Orton's play was outrageous, shocking and almost scandalous when it appeared on the British stage in the mid-1960s.
Bisexual bank robbers, homicidal nurses, police officials who ignored the law and disdained the public, joking references to pedophilia and sight gags about necrophilia -- these things were not the stuff of stage comedy 50 years ago.
They're more common and less shocking now, so "Loot" seems more like pure farce than social satire.
But that scarcely matters when you're watching the current production of the Orton classic by the FSU/Asolo Conservatory for Actor Training. "Loot" may no longer be quite so scandalous, but it's as hilarious now as the day it was first staged.
The story has to do with a man who's wife has recently died. Her embalmed body still lies in a coffin in his living room. Her lascivious and greedy nurse hints at wanting to marry the widower.
Meanwhile, the man's son and his "mate," who happens to be the dead woman's undertaker and the nurse's occasional lover, have robbed a bank and hidden the money in the man's home. They decide to hide the loot in the coffin, but first they have to remove the corpse and hide it in a cupboard.
Then an inept cop shows up in disguise. He's such a bumbler, and so convinced of his own brilliance, that he ignores the plain evidence of larceny and homicide in front of his eyes because he's intent on serpentine interrogation.
Director Jonathan Epstein keeps the timing tight, the language lucid straight and the tone just sharp enough to give an edge to the silliness.
Standouts in the cast are Olivia Williamson, who's been impressive in everything she's done this year with the conservatory and with Banyan Theater, and Brian Owen as inappropriately pompous detective.
All the performances are excellent, though, and there's no need to qualify that by specifying that the actors are students. You wouldn't expect better performances from a professional company.
One small but unavoidable problem is that the actors are all about the same age, even though the characters span a couple of generations. Michael Frishman, as the widower, has to be overly made-up to look 25 years older.

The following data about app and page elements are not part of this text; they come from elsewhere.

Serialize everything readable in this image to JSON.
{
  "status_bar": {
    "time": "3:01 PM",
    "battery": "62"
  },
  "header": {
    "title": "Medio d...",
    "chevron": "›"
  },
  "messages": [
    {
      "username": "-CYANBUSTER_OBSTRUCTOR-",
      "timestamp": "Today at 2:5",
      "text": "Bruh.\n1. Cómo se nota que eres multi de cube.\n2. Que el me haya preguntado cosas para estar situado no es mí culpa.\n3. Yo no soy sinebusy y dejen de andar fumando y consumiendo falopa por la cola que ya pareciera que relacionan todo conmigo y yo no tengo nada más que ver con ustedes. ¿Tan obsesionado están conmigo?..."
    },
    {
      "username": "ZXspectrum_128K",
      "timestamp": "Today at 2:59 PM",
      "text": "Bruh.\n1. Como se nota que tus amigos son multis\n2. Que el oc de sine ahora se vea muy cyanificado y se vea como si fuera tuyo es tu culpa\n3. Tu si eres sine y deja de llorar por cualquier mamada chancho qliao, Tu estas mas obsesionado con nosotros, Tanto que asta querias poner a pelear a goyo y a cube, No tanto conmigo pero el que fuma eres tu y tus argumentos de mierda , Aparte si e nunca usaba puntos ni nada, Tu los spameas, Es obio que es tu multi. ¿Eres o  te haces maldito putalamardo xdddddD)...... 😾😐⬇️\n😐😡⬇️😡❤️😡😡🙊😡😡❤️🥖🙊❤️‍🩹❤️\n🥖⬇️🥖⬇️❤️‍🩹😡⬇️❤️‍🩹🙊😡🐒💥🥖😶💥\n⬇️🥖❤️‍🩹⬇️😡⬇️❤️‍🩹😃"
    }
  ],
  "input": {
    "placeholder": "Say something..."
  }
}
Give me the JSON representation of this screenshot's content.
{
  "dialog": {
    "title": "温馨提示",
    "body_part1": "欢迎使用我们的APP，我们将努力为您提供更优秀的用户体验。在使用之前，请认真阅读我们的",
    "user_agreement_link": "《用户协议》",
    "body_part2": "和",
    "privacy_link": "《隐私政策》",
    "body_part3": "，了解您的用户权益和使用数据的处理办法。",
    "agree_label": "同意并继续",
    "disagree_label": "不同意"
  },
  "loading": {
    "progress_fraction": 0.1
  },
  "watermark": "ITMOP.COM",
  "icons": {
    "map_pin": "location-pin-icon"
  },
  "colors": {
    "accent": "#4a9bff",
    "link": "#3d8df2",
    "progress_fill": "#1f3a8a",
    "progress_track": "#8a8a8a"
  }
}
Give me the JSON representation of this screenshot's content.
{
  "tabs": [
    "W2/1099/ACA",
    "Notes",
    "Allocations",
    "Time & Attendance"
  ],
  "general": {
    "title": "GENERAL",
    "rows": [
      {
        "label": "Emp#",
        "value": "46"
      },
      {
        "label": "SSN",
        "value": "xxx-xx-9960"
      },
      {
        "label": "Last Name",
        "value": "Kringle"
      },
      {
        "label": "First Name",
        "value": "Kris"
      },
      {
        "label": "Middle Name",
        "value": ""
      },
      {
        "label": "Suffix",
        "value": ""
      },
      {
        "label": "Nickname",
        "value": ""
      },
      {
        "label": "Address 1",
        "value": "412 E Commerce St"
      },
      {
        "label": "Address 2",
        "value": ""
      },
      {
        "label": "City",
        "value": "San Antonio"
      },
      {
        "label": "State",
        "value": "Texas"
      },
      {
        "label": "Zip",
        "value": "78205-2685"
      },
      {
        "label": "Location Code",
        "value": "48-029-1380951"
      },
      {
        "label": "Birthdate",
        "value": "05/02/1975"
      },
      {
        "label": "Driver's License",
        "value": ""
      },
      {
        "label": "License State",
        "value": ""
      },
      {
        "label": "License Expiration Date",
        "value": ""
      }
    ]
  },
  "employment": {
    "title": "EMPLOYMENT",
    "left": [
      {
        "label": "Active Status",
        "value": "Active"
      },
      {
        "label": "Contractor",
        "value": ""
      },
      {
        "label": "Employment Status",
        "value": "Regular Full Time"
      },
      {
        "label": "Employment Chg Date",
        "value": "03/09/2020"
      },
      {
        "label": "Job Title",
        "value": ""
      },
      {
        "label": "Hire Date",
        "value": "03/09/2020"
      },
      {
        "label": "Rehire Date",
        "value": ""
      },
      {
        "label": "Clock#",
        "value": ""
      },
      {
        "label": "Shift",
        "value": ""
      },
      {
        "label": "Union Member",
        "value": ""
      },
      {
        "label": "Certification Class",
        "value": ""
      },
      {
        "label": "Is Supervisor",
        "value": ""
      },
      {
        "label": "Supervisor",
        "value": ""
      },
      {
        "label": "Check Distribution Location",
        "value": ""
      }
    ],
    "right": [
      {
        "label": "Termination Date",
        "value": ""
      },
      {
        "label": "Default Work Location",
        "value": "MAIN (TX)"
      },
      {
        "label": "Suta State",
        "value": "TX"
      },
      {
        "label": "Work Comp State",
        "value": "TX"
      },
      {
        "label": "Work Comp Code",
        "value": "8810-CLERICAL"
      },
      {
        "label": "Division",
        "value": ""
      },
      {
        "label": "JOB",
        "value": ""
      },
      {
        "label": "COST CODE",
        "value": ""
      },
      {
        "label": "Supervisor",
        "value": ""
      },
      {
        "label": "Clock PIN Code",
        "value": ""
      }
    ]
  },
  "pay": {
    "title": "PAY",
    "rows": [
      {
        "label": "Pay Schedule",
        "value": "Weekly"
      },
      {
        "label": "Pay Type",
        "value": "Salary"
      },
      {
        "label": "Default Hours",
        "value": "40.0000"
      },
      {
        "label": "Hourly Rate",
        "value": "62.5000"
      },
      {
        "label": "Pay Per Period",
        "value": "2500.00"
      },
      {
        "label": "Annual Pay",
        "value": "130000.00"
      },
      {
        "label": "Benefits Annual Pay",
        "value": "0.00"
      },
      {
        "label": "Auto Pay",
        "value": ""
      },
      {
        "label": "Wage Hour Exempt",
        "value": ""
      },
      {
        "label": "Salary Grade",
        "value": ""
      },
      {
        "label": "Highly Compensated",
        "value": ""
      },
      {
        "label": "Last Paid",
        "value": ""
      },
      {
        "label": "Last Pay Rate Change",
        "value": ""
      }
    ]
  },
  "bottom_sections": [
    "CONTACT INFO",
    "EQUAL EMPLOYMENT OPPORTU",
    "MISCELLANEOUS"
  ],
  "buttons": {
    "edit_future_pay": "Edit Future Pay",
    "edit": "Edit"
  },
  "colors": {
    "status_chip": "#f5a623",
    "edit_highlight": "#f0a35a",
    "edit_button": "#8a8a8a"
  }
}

Ross Boehringer's costumes summon the '60s without resorting to the polka-dots and flowers that mar so many contemporary stagings of plays set in that era.

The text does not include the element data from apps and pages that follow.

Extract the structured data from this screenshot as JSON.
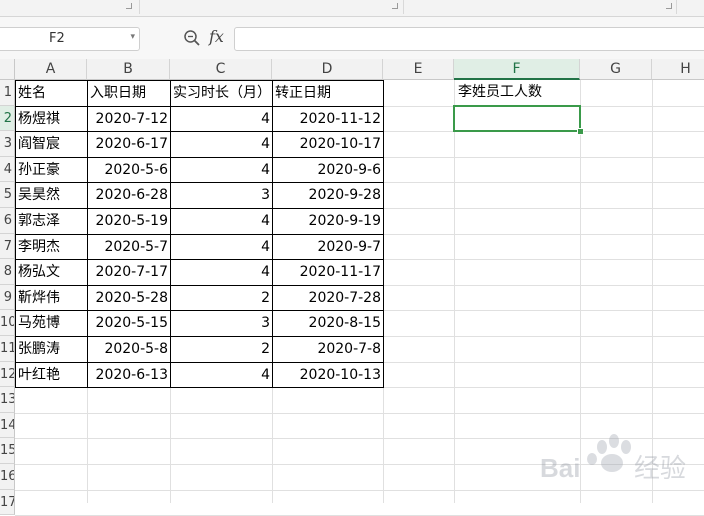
{
  "namebox": {
    "value": "F2"
  },
  "formula": {
    "fx_label": "fx",
    "value": ""
  },
  "columns": [
    "A",
    "B",
    "C",
    "D",
    "E",
    "F",
    "G",
    "H"
  ],
  "active_column": "F",
  "active_row": "2",
  "rows": [
    "1",
    "2",
    "3",
    "4",
    "5",
    "6",
    "7",
    "8",
    "9",
    "10",
    "11",
    "12",
    "13",
    "14",
    "15",
    "16",
    "17"
  ],
  "table": {
    "headers": [
      "姓名",
      "入职日期",
      "实习时长（月）",
      "转正日期"
    ],
    "records": [
      [
        "杨煜祺",
        "2020-7-12",
        "4",
        "2020-11-12"
      ],
      [
        "阎智宸",
        "2020-6-17",
        "4",
        "2020-10-17"
      ],
      [
        "孙正豪",
        "2020-5-6",
        "4",
        "2020-9-6"
      ],
      [
        "吴昊然",
        "2020-6-28",
        "3",
        "2020-9-28"
      ],
      [
        "郭志泽",
        "2020-5-19",
        "4",
        "2020-9-19"
      ],
      [
        "李明杰",
        "2020-5-7",
        "4",
        "2020-9-7"
      ],
      [
        "杨弘文",
        "2020-7-17",
        "4",
        "2020-11-17"
      ],
      [
        "靳烨伟",
        "2020-5-28",
        "2",
        "2020-7-28"
      ],
      [
        "马苑博",
        "2020-5-15",
        "3",
        "2020-8-15"
      ],
      [
        "张鹏涛",
        "2020-5-8",
        "2",
        "2020-7-8"
      ],
      [
        "叶红艳",
        "2020-6-13",
        "4",
        "2020-10-13"
      ]
    ]
  },
  "f1_label": "李姓员工人数",
  "f2_value": "",
  "watermark_text": "Bai 经验",
  "colors": {
    "accent": "#217346",
    "selection": "#3a9a4a"
  }
}
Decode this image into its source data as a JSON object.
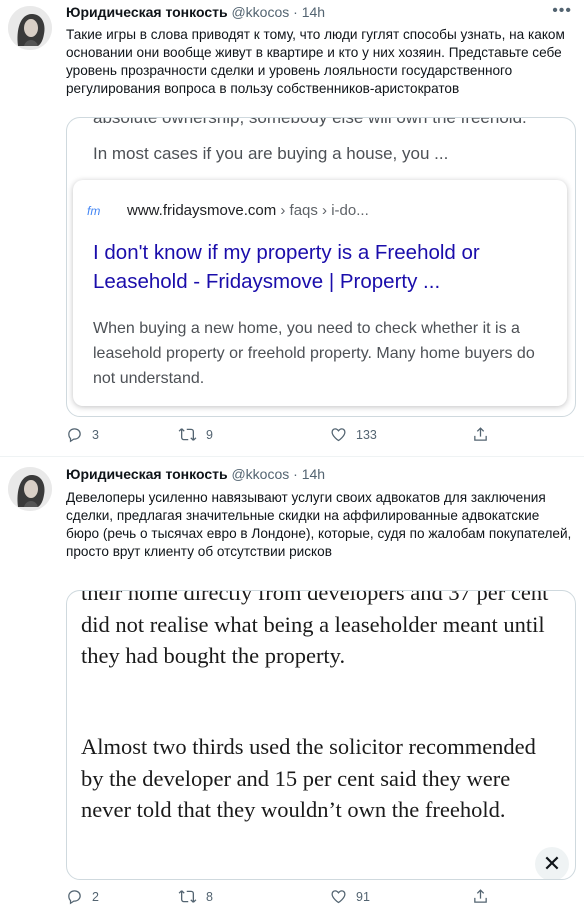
{
  "tweets": [
    {
      "author": "Юридическая тонкость",
      "handle": "@kkocos",
      "separator": "·",
      "time": "14h",
      "more_icon": "more-icon",
      "text": "Такие игры в слова приводят к тому, что люди гуглят способы узнать, на каком основании они вообще живут в квартире и кто у них хозяин. Представьте себе уровень прозрачности сделки и уровень лояльности государственного регулирования вопроса в пользу собственников-аристократов",
      "media": {
        "cut_text": "absolute ownership, somebody else will own the freehold.",
        "snippet_top": "In most cases if you are buying a house, you  ...",
        "site_logo": "fm",
        "site_url": "www.fridaysmove.com",
        "breadcrumbs": " › faqs › i-do...",
        "result_title": "I don't know if my property is a Freehold or Leasehold - Fridaysmove | Property ...",
        "result_desc": "When buying a new home, you need to check whether it is a leasehold property or freehold property. Many home buyers do not understand."
      },
      "actions": {
        "replies": "3",
        "retweets": "9",
        "likes": "133"
      }
    },
    {
      "author": "Юридическая тонкость",
      "handle": "@kkocos",
      "separator": "·",
      "time": "14h",
      "text": "Девелоперы усиленно навязывают услуги своих адвокатов для заключения сделки, предлагая значительные скидки на аффилированные адвокатские бюро (речь о тысячах евро в Лондоне), которые, судя по жалобам покупателей, просто врут клиенту об отсутствии рисков",
      "media": {
        "para1": "their home directly from developers and 37 per cent did not realise what being a leaseholder meant until they had bought the property.",
        "para2": "Almost two thirds used the solicitor recommended by the developer and 15 per cent said they were never told that they wouldn’t own the freehold.",
        "close_label": "✕"
      },
      "actions": {
        "replies": "2",
        "retweets": "8",
        "likes": "91"
      }
    }
  ],
  "colors": {
    "link": "#1a0dab",
    "muted": "#536471",
    "border": "#cfd9de"
  }
}
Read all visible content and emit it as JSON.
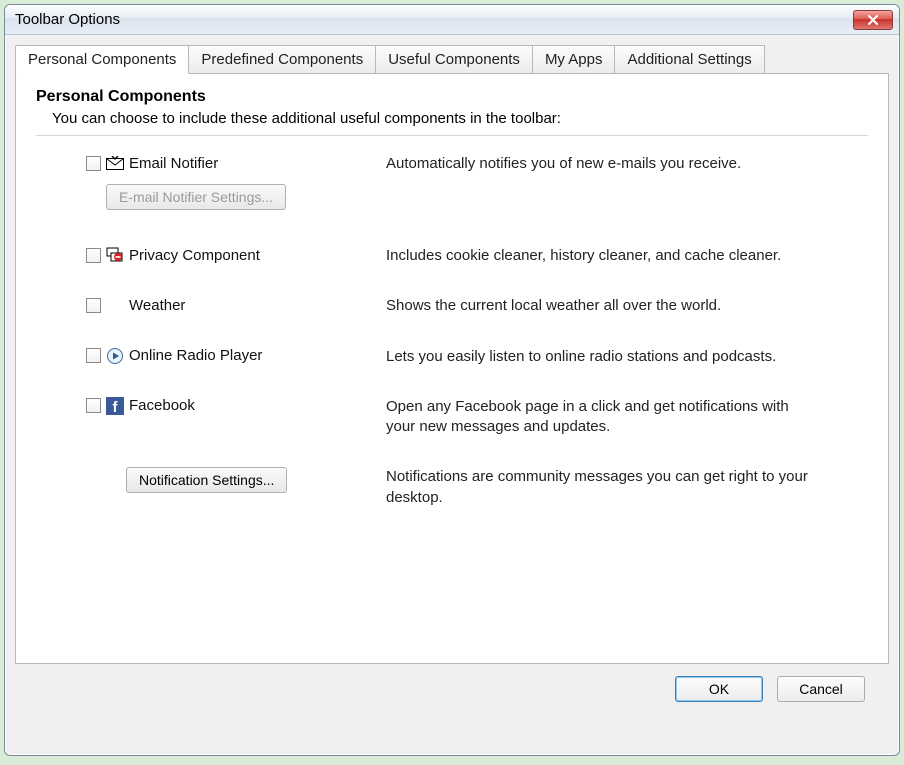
{
  "window": {
    "title": "Toolbar Options"
  },
  "tabs": [
    {
      "label": "Personal Components",
      "active": true
    },
    {
      "label": "Predefined Components",
      "active": false
    },
    {
      "label": "Useful Components",
      "active": false
    },
    {
      "label": "My Apps",
      "active": false
    },
    {
      "label": "Additional Settings",
      "active": false
    }
  ],
  "panel": {
    "title": "Personal Components",
    "subtitle": "You can choose to include these additional useful components in the toolbar:"
  },
  "components": {
    "email": {
      "label": "Email Notifier",
      "desc": "Automatically notifies you of new e-mails you receive.",
      "settings_btn": "E-mail Notifier Settings...",
      "icon": "envelope-icon"
    },
    "privacy": {
      "label": "Privacy Component",
      "desc": "Includes cookie cleaner, history cleaner, and cache cleaner.",
      "icon": "privacy-icon"
    },
    "weather": {
      "label": "Weather",
      "desc": "Shows the current local weather all over the world.",
      "icon": ""
    },
    "radio": {
      "label": "Online Radio Player",
      "desc": "Lets you easily listen to online radio stations and podcasts.",
      "icon": "play-circle-icon"
    },
    "facebook": {
      "label": "Facebook",
      "desc": "Open any Facebook page in a click and get notifications with your new messages and updates.",
      "icon": "facebook-icon"
    },
    "notifications": {
      "btn": "Notification Settings...",
      "desc": "Notifications are community messages you can get right to your desktop."
    }
  },
  "buttons": {
    "ok": "OK",
    "cancel": "Cancel"
  }
}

Chris McVicker's set is nondescript and almost looks unfinished, but it's unobtrusive and impressively functional.
Details: "Loot" continues through Jan. 19 in the Cook Theatre at the FSU Center for the Performing Arts, 5555 N. Tamiami Trail in Sarasota. Curtain is at 7:30 p.m. Tuesday, 8 p.m. Wednesday-Friday, 2 and 8 p.m. Saturday and 2 p.m. Sunday. Tickets are $29 for evening performances and $28 for matinees. Student tickets are $14.50. Call 941-351-8000 or go to www.asolorep.org.
Marty Clear, features writer/columnist, can be reached at 941-708-7919.